Wendy is by far the more interesting character. Enormously complex, she struggles with her identity and her feelings on Neverland. She’s gone from being forced to be a mother to the Lost Boys to choosing to be a mother herself – and then that child is torn away from her too. With the trauma of her life after leaving Neverland, her memories of it have become her comfort and shield against the world – so when Neverland itself becomes a source of trauma, she struggles to know where to turn. Wendy is flawed and struggling, but immensely strong, and she loves her daughter fiercely. Its impossible not to empathise with her. Her relationships with Mary and with her husband Ned are also delightful to read about. While the term is never used on page, Wendy reads as aromantic, possibly with an element of bisexuality. AC Wise does well to foreshadow this before Wendy mentions it on page, and its lovely to see her find happiness and companionship in a time less accepting of those identities.

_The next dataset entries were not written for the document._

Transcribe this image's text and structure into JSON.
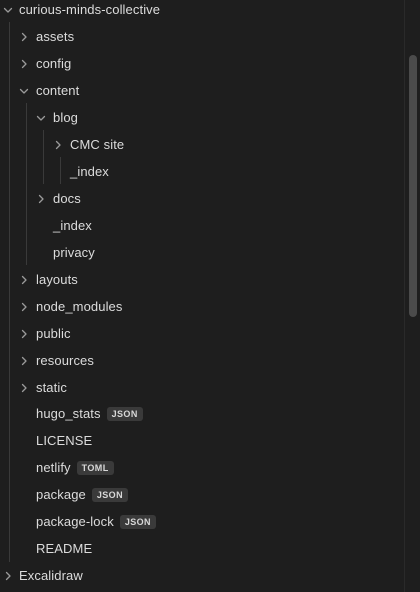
{
  "tree": {
    "root": {
      "label": "curious-minds-collective",
      "expanded": true
    },
    "items": [
      {
        "label": "assets",
        "expanded": false
      },
      {
        "label": "config",
        "expanded": false
      },
      {
        "label": "content",
        "expanded": true
      },
      {
        "label": "blog",
        "expanded": true
      },
      {
        "label": "CMC site",
        "expanded": false
      },
      {
        "label": "_index"
      },
      {
        "label": "docs",
        "expanded": false
      },
      {
        "label": "_index"
      },
      {
        "label": "privacy"
      },
      {
        "label": "layouts",
        "expanded": false
      },
      {
        "label": "node_modules",
        "expanded": false
      },
      {
        "label": "public",
        "expanded": false
      },
      {
        "label": "resources",
        "expanded": false
      },
      {
        "label": "static",
        "expanded": false
      },
      {
        "label": "hugo_stats",
        "badge": "JSON"
      },
      {
        "label": "LICENSE"
      },
      {
        "label": "netlify",
        "badge": "TOML"
      },
      {
        "label": "package",
        "badge": "JSON"
      },
      {
        "label": "package-lock",
        "badge": "JSON"
      },
      {
        "label": "README"
      }
    ],
    "sibling_root": {
      "label": "Excalidraw",
      "expanded": false
    }
  },
  "colors": {
    "background": "#1e1e1e",
    "text": "#dcdcdc",
    "chevron": "#9a9a9a",
    "badge_bg": "#3a3a3a",
    "guide": "#3a3a3a",
    "scrollbar_thumb": "#4b4b4b"
  }
}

Jane is a very typical child protagonist. Smart and plucky, she wants to be a scientist and fiercely stands up for herself. Unlike Wendy, who in the original ‘Peter Pan’ mostly went along with Peter and his ideas – only rebelling by leaving at the end – Jane fights from the start. She has no interest in being anyone’s mother, and she’d much rather look at rocks than spend all day play-fighting. Her rebellion makes Peter more malevolent, highlighting the darker side that was present in the original but far mote subtle. Jane’s sections are made more readable by the inclusion of Timothy, one of the Lost Boys who has grown tired of Peter’s games – and scared of Peter as a consequence. Jane is kind-hearted and caring, and her interactions with Timothy are lovely. Unlike Wendy, Jane doesn’t stand out as a character – she reads much like a wide variety of children’s book protagonists – but she makes an interesting counterpoint to her more complex mother.

The ending is powerful, with clear messages about motherhood and what it means to grow up. There are a couple of minor irritations – Jane’s characterisation slips a bit at the climax, becoming a little too subserviant – but overall it works well.

The main issue with ‘Wendy, Darling’ is that it takes a risk by telling two simultaneous stories, and one is so much more gripping and complex that it makes the other seem a little weak. The flashback scenes are probably intended to be a minor part, but to me their story is more compelling than the main plotline. I would happily read an entire book just dedicated to the psychological impact of Neverland on Wendy and her life, and how she navigates the aftermath. This definitely says more about me as a reader than it does the book, but it colours my ability to look at it objectively.

Overall, ‘Wendy, Darling’ is a clever look at the story of ‘Peter Pan’ and what might have happened next. Unlike the original, it’s definitely not a children’s book, but it’s an intriguing addition to the world of ‘Peter Pan’ spinoffs. Recommended for existing ‘Peter Pan’ fans, along with those who enjoy tales about motherhood, women who survive, and psychology.

Thanks to NetGalley and Titan Books for providing an eARC – this in no way affects the content of this review

Published by Titan Books
Paperback: 1st June 2021